The former student of a small, Christian university who shot dead seven people at the campus on Monday was angry because his classmates used to tease him about his bad English, police said last night.
One Goh, a 43-year-old native of South Korea, allegedly arrived at the private Oikos University in Oakland, California, looking for one of its administrators. When told she was not on campus, he reportedly entered a classroom and ordered students to line up against a wall. When they failed to comply, he began shooting them at close range.
The rampage was the deadliest seen at a US college campus since 32 students were gunned down at Virginia Tech in Blacksburg, Virginia, in April 2007.
"The senseless violence and loss of life at Oikos University is heartbreaking," said Arne Duncan, the US Secretary of Education.

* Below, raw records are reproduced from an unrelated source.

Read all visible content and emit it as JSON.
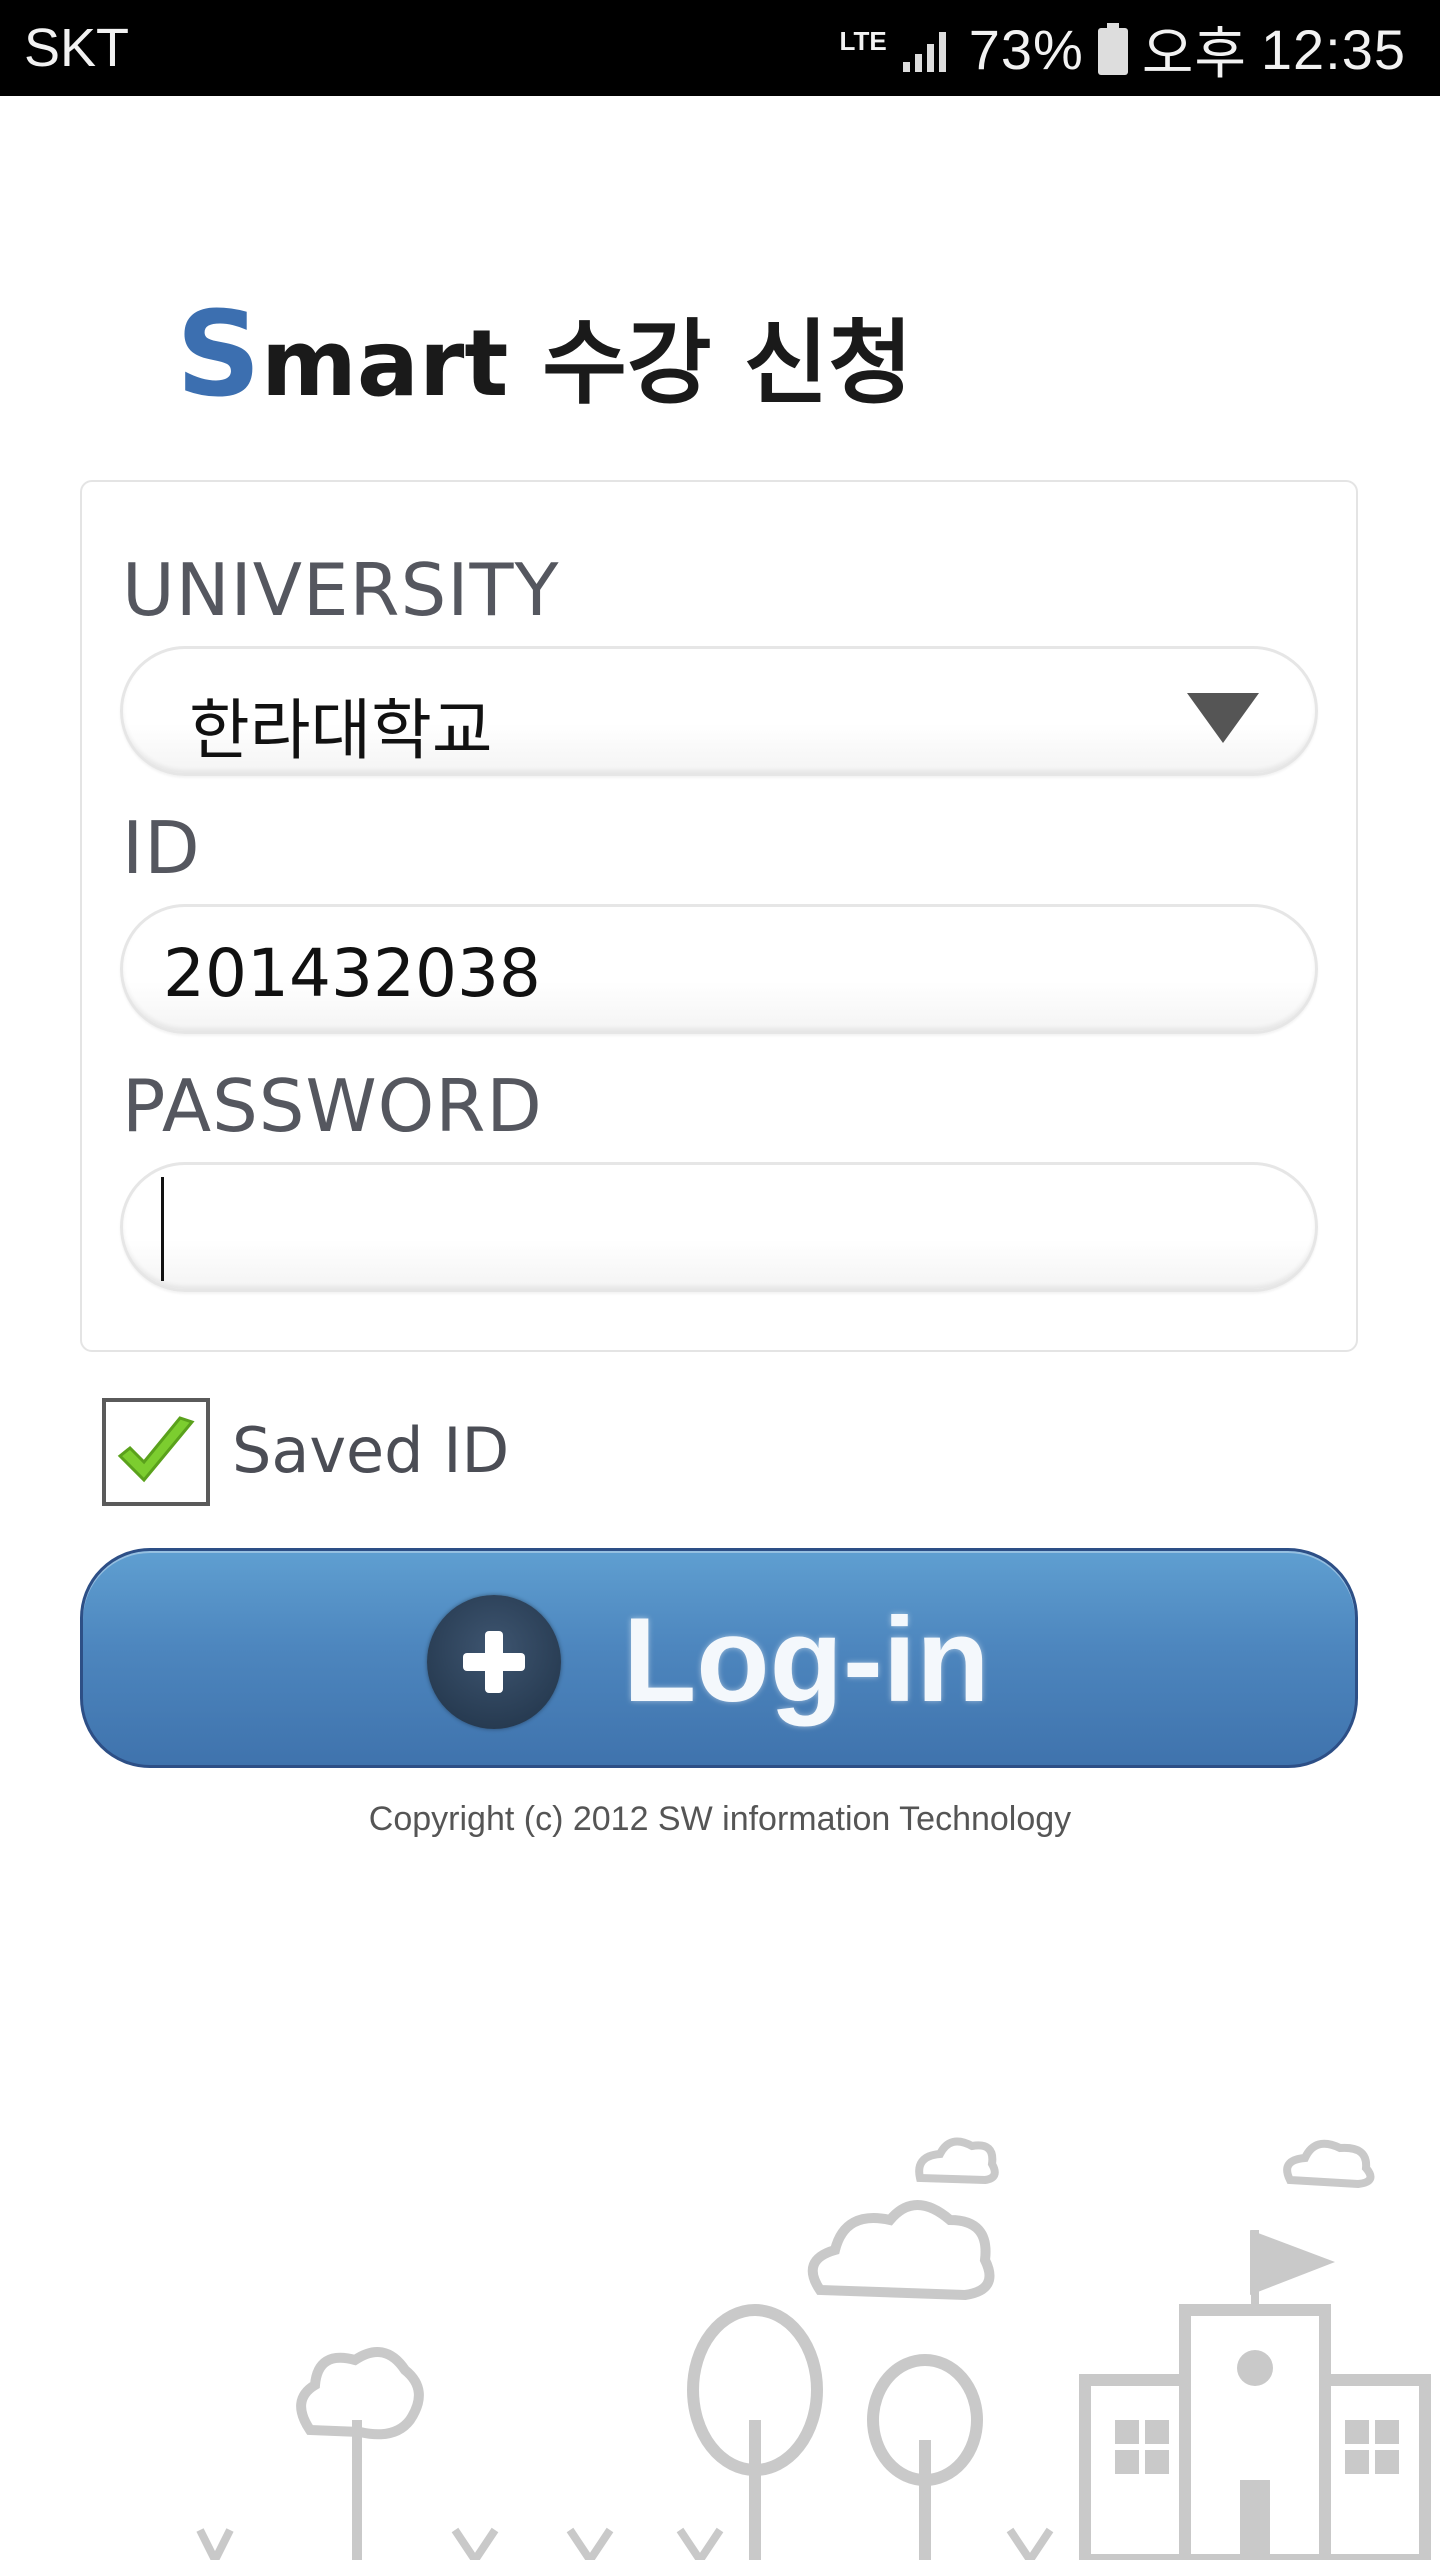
{
  "status_bar": {
    "carrier": "SKT",
    "network": "LTE",
    "battery": "73%",
    "ampm": "오후",
    "time": "12:35"
  },
  "logo": {
    "s_letter": "S",
    "mart": "mart",
    "korean": "수강 신청",
    "accent_color": "#3c6fb0"
  },
  "form": {
    "university_label": "UNIVERSITY",
    "university_value": "한라대학교",
    "id_label": "ID",
    "id_value": "201432038",
    "password_label": "PASSWORD",
    "password_value": ""
  },
  "saved_id": {
    "label": "Saved ID",
    "checked": true
  },
  "login_button": {
    "label": "Log-in",
    "color": "#4d86be"
  },
  "footer": {
    "copyright": "Copyright (c) 2012 SW information Technology"
  }
}
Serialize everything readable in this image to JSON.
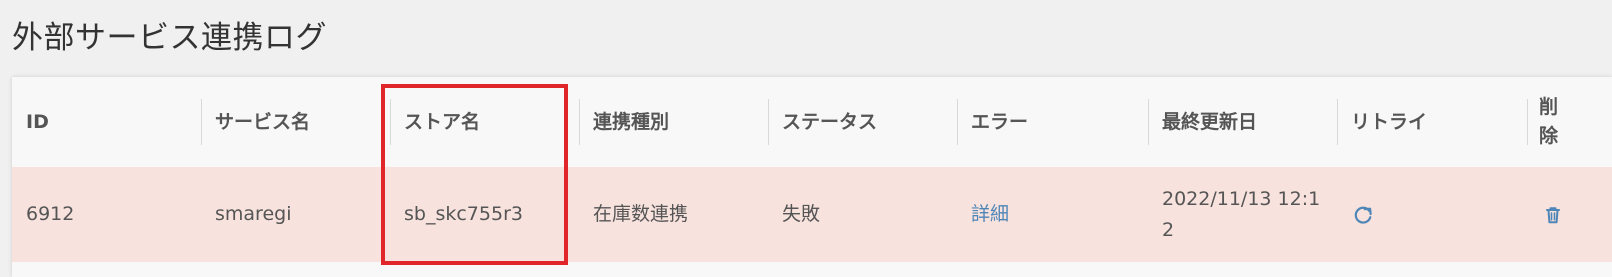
{
  "page": {
    "title": "外部サービス連携ログ"
  },
  "table": {
    "headers": [
      "ID",
      "サービス名",
      "ストア名",
      "連携種別",
      "ステータス",
      "エラー",
      "最終更新日",
      "リトライ",
      "削除"
    ],
    "rows": [
      {
        "id": "6912",
        "service": "smaregi",
        "store": "sb_skc755r3",
        "type": "在庫数連携",
        "status": "失敗",
        "error_link": "詳細",
        "updated": "2022/11/13 12:12",
        "retry_icon": "refresh-icon",
        "delete_icon": "trash-icon"
      }
    ]
  },
  "colors": {
    "row_error_background": "#f7e2dd",
    "link": "#4f86b8",
    "highlight": "#e0252b"
  }
}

Jerry Brown, the Governor of California, added: "The tragic loss of life at Oikos University is shocking and sad. Our thoughts and prayers go out to the victims, their families and friends and the entire community."
Six of the victims were female students. A seventh was a man whose car was commandeered as the gunman fled. Goh surrendered without resisting a short time later at a nearby supermarket. He was in custody yesterday and prosecutors are expected to announce formal charges against him today.
Police said the suspect had been responsive to questioning and possible theories about his motive had emerged. They included the resentment he felt for having been expelled from the private Korean college several months ago because of alleged behavioural problems.
But it seems that Goh, a former nursing student, also remained upset about have been singled out in classes because of his poor command of English. "They disrespected him [and] laughed at him," the Oakland police chief, Howard Jordan, told reporters. "They made fun of his lack of English speaking skills. It made him feel isolated compared to the other students."
"We've learned that the suspect was upset with the administration at the school," Mr Jordan added in an interview with ABC television yesterday. "He was also upset that students... in the past when he attended the school, mistreated him, disrespected him and things of that nature. We've learned this was a very chaotic, calculated and determined gentleman that came there with specific intent to kill people."
While officials held back from identifying any of the victims, first descriptions of the slaughter began to emerge. Paul Singh, whose 19-year-old sister, Devinder Kaur, was shot in the arm during the massacre, said she told him that Goh ordered the students to line up against a classroom wall.
"'Get in line and I'm going to kill you all' is what he said this morning, my sister told me. They thought he was joking at first."
The shock was felt first in the very large Korean-American community in the area. "I'm very sorry to the victims of the shooting, and I'm very sorry that it happened in a Korean Christian school," said Kyung Chan Kim, the head of the Northern California Korean Christian Association. "However, this kind of incident can happen regardless of place. I don't think it is just a problem within the Korean community."
Tashi Wangchuk said that his wife, Dechen Yangzom, 28, was in another classroom when she heard gunfire. "Out of instinct, she locked the door and turned off the lights. Then the guy came and banged on the door and shot several rounds at the door and then he left," he said. "The police said what she did was heroic."